The U.S. Fish and Wildlife Service recently awarded a $200,000 grant to the Nez Perce Tribe to assess whether Hells Canyon and other canyons in the region would make a good condor habitat.
The tribe's wildlife program project leader says scientists will look for good nesting spots and whether there will be a good food supply for the large scavengers.
The two-year project will start this summer.
The World Center for Birds of Prey is not involved in the project, but leaders at the center south of Boise are excited about the possibilities.

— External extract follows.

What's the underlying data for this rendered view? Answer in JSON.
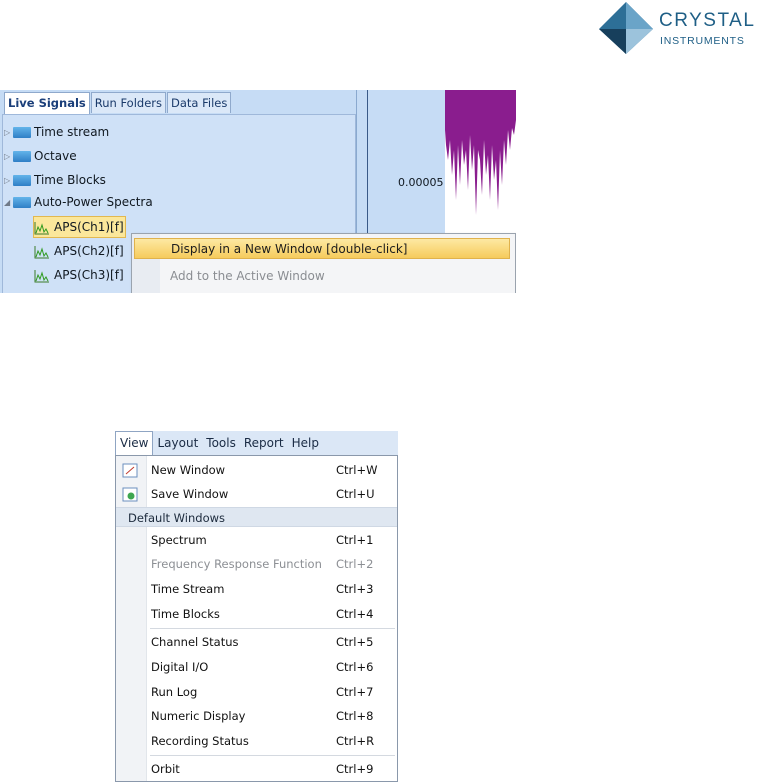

"I think that it's absolutely true that they were in this region," said Condor Propagation Specialist Marti Jenkins with the World Center for Birds of Prey. "It makes sense, you know, condors were seen in large numbers along the Columbia River and in the Columbia River Gorge area, and the Snake River being the largest tributary to the Columbia it just makes sense that they would have followed those fish sources when the salmon used to run all the way up through the Snake up into this region."
The center breeds condors to release into the southwestern U.S. and Baja, Mexico.
Jenkins says there are just under 500 condors in the wild. At their lowest point in 1982 only 22 of the birds remained in the wild.
On "Viewpoint" this Sunday morning at 6:30, we'll look more closely at what reintroducing condors into Hells Canyon could mean, plus what's being done at the World Center for Birds of Prey to help this endangered bird rebound.
Also on "Viewpoint," a conversation with the new director of the Idaho Department of Commerce. Megan Ronk took over as director in January. She talks about the priorities and programs at the department and the challenges they face in recruiting new businesses to the state.